- **Exercise requirements**: Looking at the data, count the lines where the word "icon" occurs and answer with only the number.

[Material provided Boundary: Start]

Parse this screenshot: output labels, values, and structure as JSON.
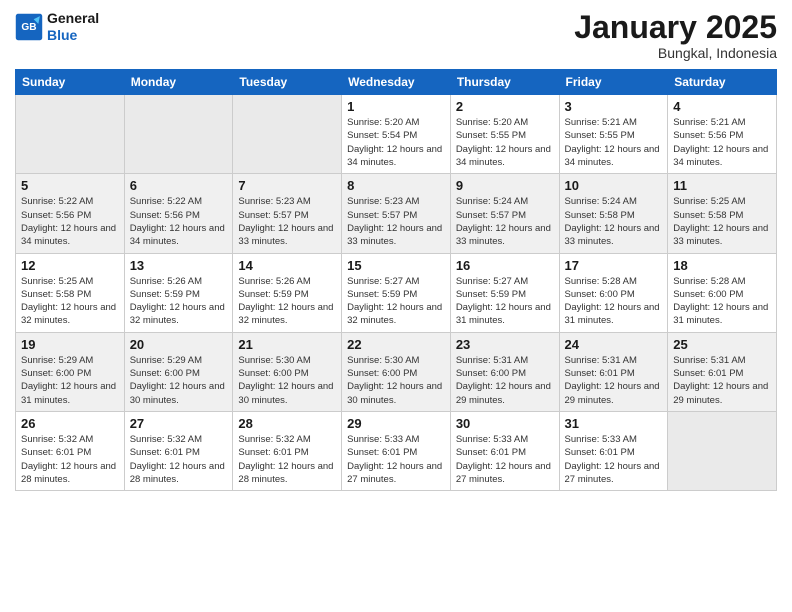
{
  "header": {
    "logo_line1": "General",
    "logo_line2": "Blue",
    "title": "January 2025",
    "subtitle": "Bungkal, Indonesia"
  },
  "days_of_week": [
    "Sunday",
    "Monday",
    "Tuesday",
    "Wednesday",
    "Thursday",
    "Friday",
    "Saturday"
  ],
  "weeks": [
    {
      "row_class": "row-odd",
      "days": [
        {
          "num": "",
          "empty": true
        },
        {
          "num": "",
          "empty": true
        },
        {
          "num": "",
          "empty": true
        },
        {
          "num": "1",
          "sunrise": "5:20 AM",
          "sunset": "5:54 PM",
          "daylight": "12 hours and 34 minutes."
        },
        {
          "num": "2",
          "sunrise": "5:20 AM",
          "sunset": "5:55 PM",
          "daylight": "12 hours and 34 minutes."
        },
        {
          "num": "3",
          "sunrise": "5:21 AM",
          "sunset": "5:55 PM",
          "daylight": "12 hours and 34 minutes."
        },
        {
          "num": "4",
          "sunrise": "5:21 AM",
          "sunset": "5:56 PM",
          "daylight": "12 hours and 34 minutes."
        }
      ]
    },
    {
      "row_class": "row-even",
      "days": [
        {
          "num": "5",
          "sunrise": "5:22 AM",
          "sunset": "5:56 PM",
          "daylight": "12 hours and 34 minutes."
        },
        {
          "num": "6",
          "sunrise": "5:22 AM",
          "sunset": "5:56 PM",
          "daylight": "12 hours and 34 minutes."
        },
        {
          "num": "7",
          "sunrise": "5:23 AM",
          "sunset": "5:57 PM",
          "daylight": "12 hours and 33 minutes."
        },
        {
          "num": "8",
          "sunrise": "5:23 AM",
          "sunset": "5:57 PM",
          "daylight": "12 hours and 33 minutes."
        },
        {
          "num": "9",
          "sunrise": "5:24 AM",
          "sunset": "5:57 PM",
          "daylight": "12 hours and 33 minutes."
        },
        {
          "num": "10",
          "sunrise": "5:24 AM",
          "sunset": "5:58 PM",
          "daylight": "12 hours and 33 minutes."
        },
        {
          "num": "11",
          "sunrise": "5:25 AM",
          "sunset": "5:58 PM",
          "daylight": "12 hours and 33 minutes."
        }
      ]
    },
    {
      "row_class": "row-odd",
      "days": [
        {
          "num": "12",
          "sunrise": "5:25 AM",
          "sunset": "5:58 PM",
          "daylight": "12 hours and 32 minutes."
        },
        {
          "num": "13",
          "sunrise": "5:26 AM",
          "sunset": "5:59 PM",
          "daylight": "12 hours and 32 minutes."
        },
        {
          "num": "14",
          "sunrise": "5:26 AM",
          "sunset": "5:59 PM",
          "daylight": "12 hours and 32 minutes."
        },
        {
          "num": "15",
          "sunrise": "5:27 AM",
          "sunset": "5:59 PM",
          "daylight": "12 hours and 32 minutes."
        },
        {
          "num": "16",
          "sunrise": "5:27 AM",
          "sunset": "5:59 PM",
          "daylight": "12 hours and 31 minutes."
        },
        {
          "num": "17",
          "sunrise": "5:28 AM",
          "sunset": "6:00 PM",
          "daylight": "12 hours and 31 minutes."
        },
        {
          "num": "18",
          "sunrise": "5:28 AM",
          "sunset": "6:00 PM",
          "daylight": "12 hours and 31 minutes."
        }
      ]
    },
    {
      "row_class": "row-even",
      "days": [
        {
          "num": "19",
          "sunrise": "5:29 AM",
          "sunset": "6:00 PM",
          "daylight": "12 hours and 31 minutes."
        },
        {
          "num": "20",
          "sunrise": "5:29 AM",
          "sunset": "6:00 PM",
          "daylight": "12 hours and 30 minutes."
        },
        {
          "num": "21",
          "sunrise": "5:30 AM",
          "sunset": "6:00 PM",
          "daylight": "12 hours and 30 minutes."
        },
        {
          "num": "22",
          "sunrise": "5:30 AM",
          "sunset": "6:00 PM",
          "daylight": "12 hours and 30 minutes."
        },
        {
          "num": "23",
          "sunrise": "5:31 AM",
          "sunset": "6:00 PM",
          "daylight": "12 hours and 29 minutes."
        },
        {
          "num": "24",
          "sunrise": "5:31 AM",
          "sunset": "6:01 PM",
          "daylight": "12 hours and 29 minutes."
        },
        {
          "num": "25",
          "sunrise": "5:31 AM",
          "sunset": "6:01 PM",
          "daylight": "12 hours and 29 minutes."
        }
      ]
    },
    {
      "row_class": "row-odd",
      "days": [
        {
          "num": "26",
          "sunrise": "5:32 AM",
          "sunset": "6:01 PM",
          "daylight": "12 hours and 28 minutes."
        },
        {
          "num": "27",
          "sunrise": "5:32 AM",
          "sunset": "6:01 PM",
          "daylight": "12 hours and 28 minutes."
        },
        {
          "num": "28",
          "sunrise": "5:32 AM",
          "sunset": "6:01 PM",
          "daylight": "12 hours and 28 minutes."
        },
        {
          "num": "29",
          "sunrise": "5:33 AM",
          "sunset": "6:01 PM",
          "daylight": "12 hours and 27 minutes."
        },
        {
          "num": "30",
          "sunrise": "5:33 AM",
          "sunset": "6:01 PM",
          "daylight": "12 hours and 27 minutes."
        },
        {
          "num": "31",
          "sunrise": "5:33 AM",
          "sunset": "6:01 PM",
          "daylight": "12 hours and 27 minutes."
        },
        {
          "num": "",
          "empty": true
        }
      ]
    }
  ],
  "labels": {
    "sunrise": "Sunrise:",
    "sunset": "Sunset:",
    "daylight": "Daylight:"
  }
}
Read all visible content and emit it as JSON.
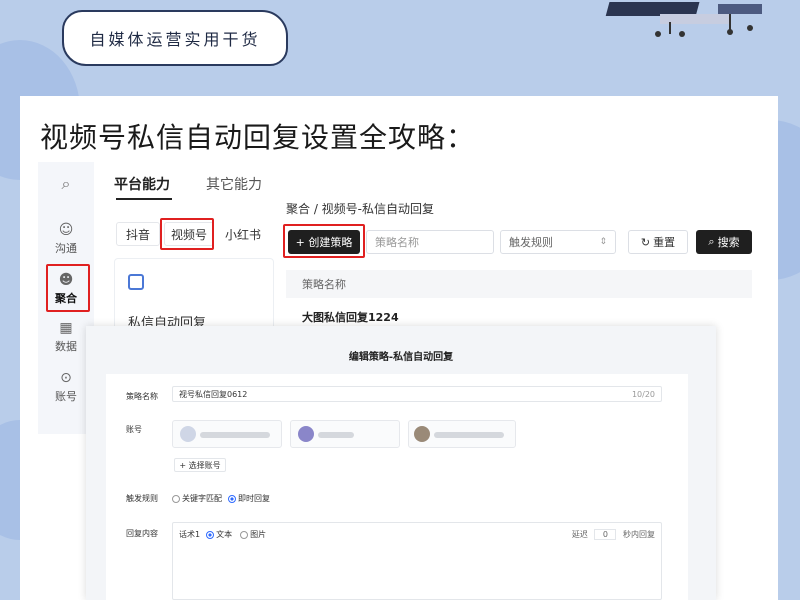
{
  "banner": {
    "tag": "自媒体运营实用干货"
  },
  "headline": "视频号私信自动回复设置全攻略：",
  "sidebar": {
    "items": [
      {
        "label": "沟通",
        "icon": "chat-icon"
      },
      {
        "label": "聚合",
        "icon": "aggregate-icon"
      },
      {
        "label": "数据",
        "icon": "chart-icon"
      },
      {
        "label": "账号",
        "icon": "account-icon"
      }
    ],
    "search_icon": "search-icon"
  },
  "tabs": {
    "main": "平台能力",
    "other": "其它能力"
  },
  "platforms": [
    "抖音",
    "视频号",
    "小红书"
  ],
  "panel": {
    "label": "私信自动回复"
  },
  "breadcrumb": "聚合 / 视频号-私信自动回复",
  "toolbar": {
    "create": "+ 创建策略",
    "name_placeholder": "策略名称",
    "trigger_placeholder": "触发规则",
    "reset": "重置",
    "search": "搜索"
  },
  "table": {
    "header": "策略名称",
    "rows": [
      "大图私信回复1224"
    ]
  },
  "editor": {
    "title": "编辑策略-私信自动回复",
    "name_label": "策略名称",
    "name_value": "视号私信回复0612",
    "name_count": "10/20",
    "account_label": "账号",
    "add_account": "+ 选择账号",
    "trigger_label": "触发规则",
    "trigger_opt1": "关键字匹配",
    "trigger_opt2": "即时回复",
    "reply_label": "回复内容",
    "reply_prefix": "话术1",
    "reply_opt1": "文本",
    "reply_opt2": "图片",
    "delay_label": "延迟",
    "delay_value": "0",
    "delay_unit": "秒内回复"
  },
  "colors": {
    "accent": "#e02020",
    "dark": "#1f1f1f",
    "bg": "#b9cdea"
  }
}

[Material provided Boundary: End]

- **Answer to the exercise**: 5